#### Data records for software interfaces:
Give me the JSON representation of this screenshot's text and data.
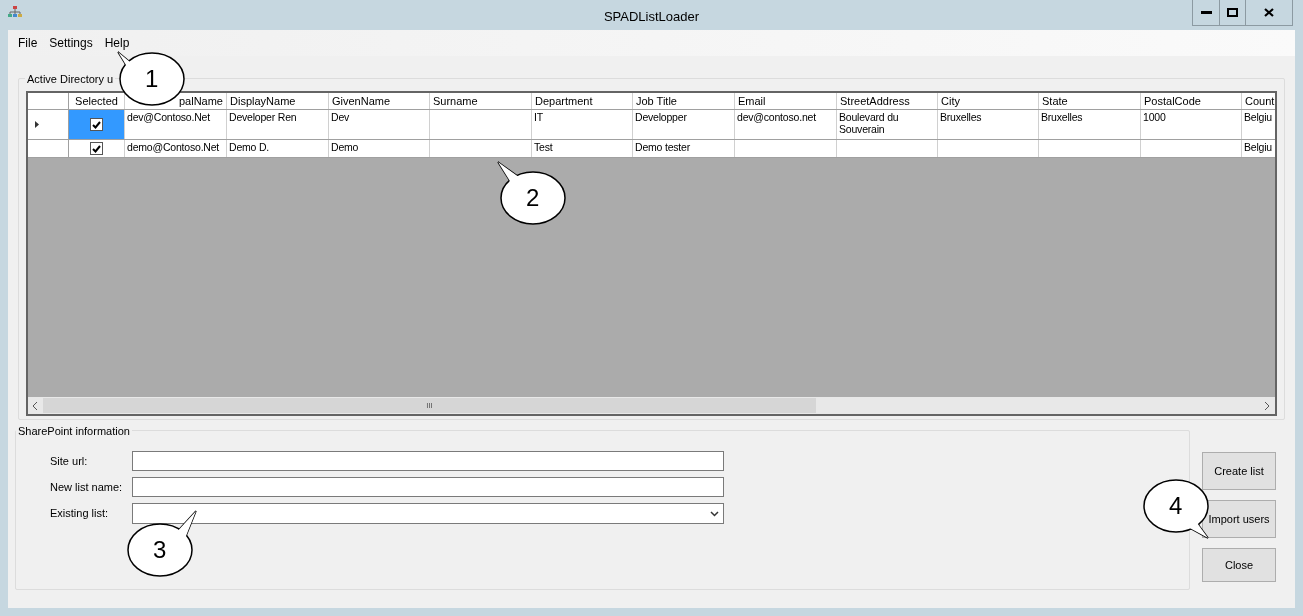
{
  "window": {
    "title": "SPADListLoader"
  },
  "menu": [
    "File",
    "Settings",
    "Help"
  ],
  "users_group": {
    "title": "Active Directory u",
    "grid": {
      "checkbox_column": "Selected",
      "columns": [
        "palName",
        "DisplayName",
        "GivenName",
        "Surname",
        "Department",
        "Job Title",
        "Email",
        "StreetAddress",
        "City",
        "State",
        "PostalCode",
        "Count"
      ],
      "rows": [
        {
          "current": true,
          "checked": true,
          "cells": [
            "dev@Contoso.Net",
            "Developer Ren",
            "Dev",
            null,
            "IT",
            "Developper",
            "dev@contoso.net",
            "Boulevard du Souverain",
            "Bruxelles",
            "Bruxelles",
            "1000",
            "Belgiu"
          ]
        },
        {
          "current": false,
          "checked": true,
          "cells": [
            "demo@Contoso.Net",
            "Demo D.",
            "Demo",
            null,
            "Test",
            "Demo tester",
            null,
            null,
            null,
            null,
            null,
            "Belgiu"
          ]
        }
      ],
      "scrollbar_grip": "III"
    }
  },
  "sharepoint_group": {
    "title": "SharePoint information",
    "fields": [
      {
        "label": "Site url:",
        "kind": "text"
      },
      {
        "label": "New list name:",
        "kind": "text"
      },
      {
        "label": "Existing list:",
        "kind": "dropdown"
      }
    ]
  },
  "buttons": [
    "Create list",
    "Import users",
    "Close"
  ],
  "callouts": [
    "1",
    "2",
    "3",
    "4"
  ]
}
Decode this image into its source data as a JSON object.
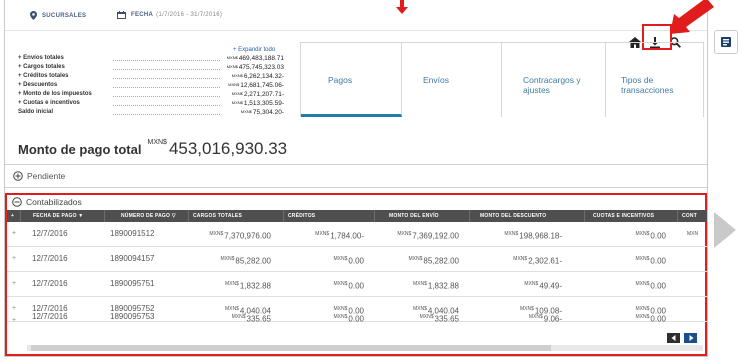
{
  "filters": {
    "branches_label": "SUCURSALES",
    "date_label": "FECHA",
    "date_range": "(1/7/2016 - 31/7/2016)"
  },
  "summary": {
    "expand_label": "+ Expandir todo",
    "rows": [
      {
        "label": "+ Envíos totales",
        "currency": "MXN$",
        "value": "469,483,188.71"
      },
      {
        "label": "+ Cargos totales",
        "currency": "MXN$",
        "value": "475,745,323.03"
      },
      {
        "label": "+ Créditos totales",
        "currency": "MXN$",
        "value": "6,262,134.32-"
      },
      {
        "label": "+ Descuentos",
        "currency": "MXN$",
        "value": "12,681,745.06-"
      },
      {
        "label": "+ Monto de los impuestos",
        "currency": "MXN$",
        "value": "2,271,207.71-"
      },
      {
        "label": "+ Cuotas e incentivos",
        "currency": "MXN$",
        "value": "1,513,305.59-"
      },
      {
        "label": "Saldo inicial",
        "currency": "MXN$",
        "value": "75,304.20-"
      }
    ],
    "total_label": "Monto de pago total",
    "total_currency": "MXN$",
    "total_value": "453,016,930.33"
  },
  "tabs": [
    {
      "label": "Pagos"
    },
    {
      "label": "Envíos"
    },
    {
      "label": "Contracargos y ajustes"
    },
    {
      "label": "Tipos de transacciones"
    }
  ],
  "sections": {
    "pending": "Pendiente",
    "posted": "Contabilizados"
  },
  "table": {
    "columns": [
      "+",
      "FECHA DE PAGO ▼",
      "NÚMERO DE PAGO ▽",
      "CARGOS TOTALES",
      "CRÉDITOS",
      "MONTO DEL ENVÍO",
      "MONTO DEL DESCUENTO",
      "CUOTAS E INCENTIVOS",
      "CONT"
    ],
    "rows": [
      {
        "date": "12/7/2016",
        "number": "1890091512",
        "charges": "7,370,976.00",
        "credits": "1,784.00-",
        "shipment": "7,369,192.00",
        "discount": "198,968.18-",
        "fees": "0.00",
        "extra": "MXN"
      },
      {
        "date": "12/7/2016",
        "number": "1890094157",
        "charges": "85,282.00",
        "credits": "0.00",
        "shipment": "85,282.00",
        "discount": "2,302.61-",
        "fees": "0.00",
        "extra": ""
      },
      {
        "date": "12/7/2016",
        "number": "1890095751",
        "charges": "1,832.88",
        "credits": "0.00",
        "shipment": "1,832.88",
        "discount": "49.49-",
        "fees": "0.00",
        "extra": ""
      },
      {
        "date": "12/7/2016",
        "number": "1890095752",
        "charges": "4,040.04",
        "credits": "0.00",
        "shipment": "4,040.04",
        "discount": "109.08-",
        "fees": "0.00",
        "extra": ""
      },
      {
        "date": "12/7/2016",
        "number": "1890095753",
        "charges": "335.65",
        "credits": "0.00",
        "shipment": "335.65",
        "discount": "9.06-",
        "fees": "0.00",
        "extra": ""
      }
    ],
    "currency": "MXN$"
  },
  "colors": {
    "accent": "#1e7faa",
    "highlight": "#e01c1c",
    "header_bg": "#4f4f4f"
  },
  "icons": [
    "location-pin-icon",
    "calendar-icon",
    "home-icon",
    "download-icon",
    "search-icon",
    "chevron-right-icon"
  ]
}
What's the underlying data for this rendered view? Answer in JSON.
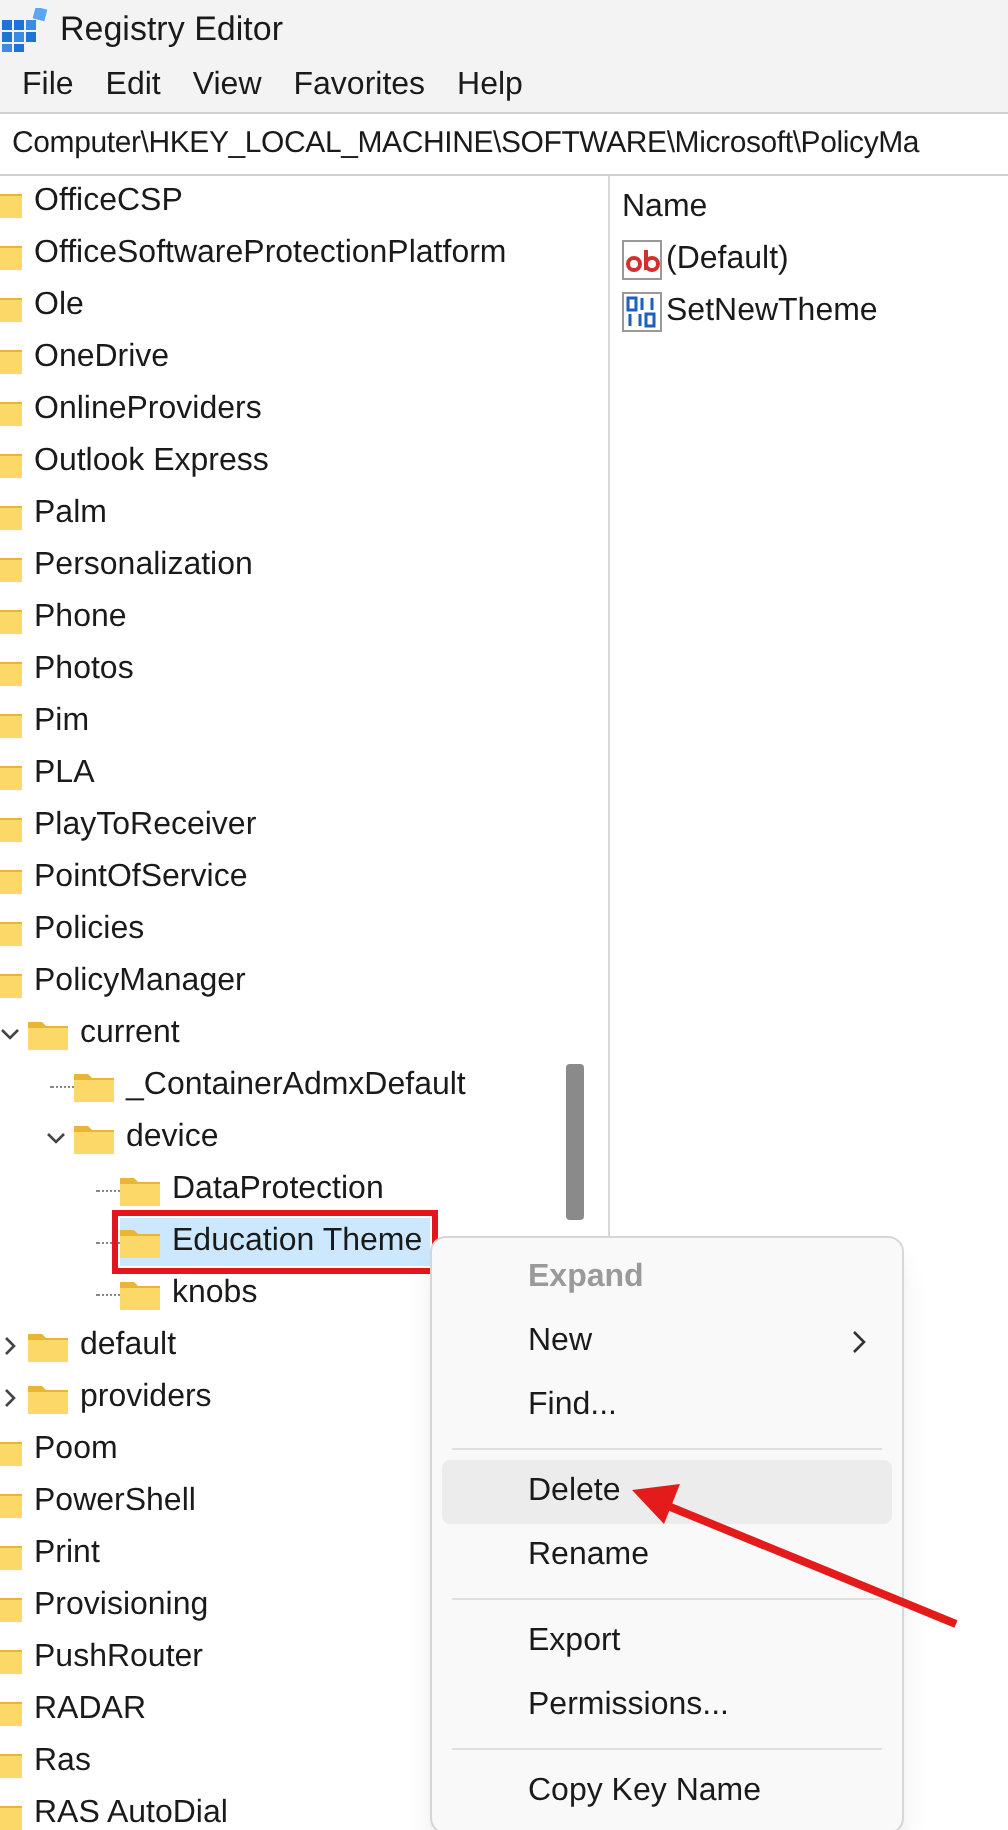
{
  "window": {
    "title": "Registry Editor"
  },
  "menu_bar": [
    "File",
    "Edit",
    "View",
    "Favorites",
    "Help"
  ],
  "address_bar": "Computer\\HKEY_LOCAL_MACHINE\\SOFTWARE\\Microsoft\\PolicyMa",
  "tree": [
    {
      "label": "OfficeCSP",
      "selected": false
    },
    {
      "label": "OfficeSoftwareProtectionPlatform",
      "selected": false
    },
    {
      "label": "Ole",
      "selected": false
    },
    {
      "label": "OneDrive",
      "selected": false
    },
    {
      "label": "OnlineProviders",
      "selected": false
    },
    {
      "label": "Outlook Express",
      "selected": false
    },
    {
      "label": "Palm",
      "selected": false
    },
    {
      "label": "Personalization",
      "selected": false
    },
    {
      "label": "Phone",
      "selected": false
    },
    {
      "label": "Photos",
      "selected": false
    },
    {
      "label": "Pim",
      "selected": false
    },
    {
      "label": "PLA",
      "selected": false
    },
    {
      "label": "PlayToReceiver",
      "selected": false
    },
    {
      "label": "PointOfService",
      "selected": false
    },
    {
      "label": "Policies",
      "selected": false
    },
    {
      "label": "PolicyManager",
      "selected": false,
      "children": [
        {
          "label": "current",
          "selected": false,
          "expanded": true,
          "children": [
            {
              "label": "_ContainerAdmxDefault",
              "selected": false
            },
            {
              "label": "device",
              "selected": false,
              "expanded": true,
              "children": [
                {
                  "label": "DataProtection",
                  "selected": false
                },
                {
                  "label": "Education Theme",
                  "selected": true,
                  "highlighted": true
                },
                {
                  "label": "knobs",
                  "selected": false
                }
              ]
            }
          ]
        },
        {
          "label": "default",
          "selected": false,
          "expanded": false
        },
        {
          "label": "providers",
          "selected": false,
          "expanded": false
        }
      ]
    },
    {
      "label": "Poom",
      "selected": false
    },
    {
      "label": "PowerShell",
      "selected": false
    },
    {
      "label": "Print",
      "selected": false
    },
    {
      "label": "Provisioning",
      "selected": false
    },
    {
      "label": "PushRouter",
      "selected": false
    },
    {
      "label": "RADAR",
      "selected": false
    },
    {
      "label": "Ras",
      "selected": false
    },
    {
      "label": "RAS AutoDial",
      "selected": false
    }
  ],
  "values_pane": {
    "columns": [
      "Name"
    ],
    "rows": [
      {
        "name": "(Default)",
        "kind": "string"
      },
      {
        "name": "SetNewTheme",
        "kind": "binary"
      }
    ]
  },
  "context_menu": [
    {
      "kind": "item",
      "label": "Expand",
      "disabled": true,
      "highlighted": false
    },
    {
      "kind": "item",
      "label": "New",
      "disabled": false,
      "highlighted": false,
      "submenu": true
    },
    {
      "kind": "item",
      "label": "Find...",
      "disabled": false,
      "highlighted": false
    },
    {
      "kind": "separator"
    },
    {
      "kind": "item",
      "label": "Delete",
      "disabled": false,
      "highlighted": true
    },
    {
      "kind": "item",
      "label": "Rename",
      "disabled": false,
      "highlighted": false
    },
    {
      "kind": "separator"
    },
    {
      "kind": "item",
      "label": "Export",
      "disabled": false,
      "highlighted": false
    },
    {
      "kind": "item",
      "label": "Permissions...",
      "disabled": false,
      "highlighted": false
    },
    {
      "kind": "separator"
    },
    {
      "kind": "item",
      "label": "Copy Key Name",
      "disabled": false,
      "highlighted": false
    }
  ]
}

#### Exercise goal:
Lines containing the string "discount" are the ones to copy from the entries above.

#### Output below:
        "discount": "198,968.18-",
        "discount": "2,302.61-",
        "discount": "49.49-",
        "discount": "109.08-",
        "discount": "9.06-",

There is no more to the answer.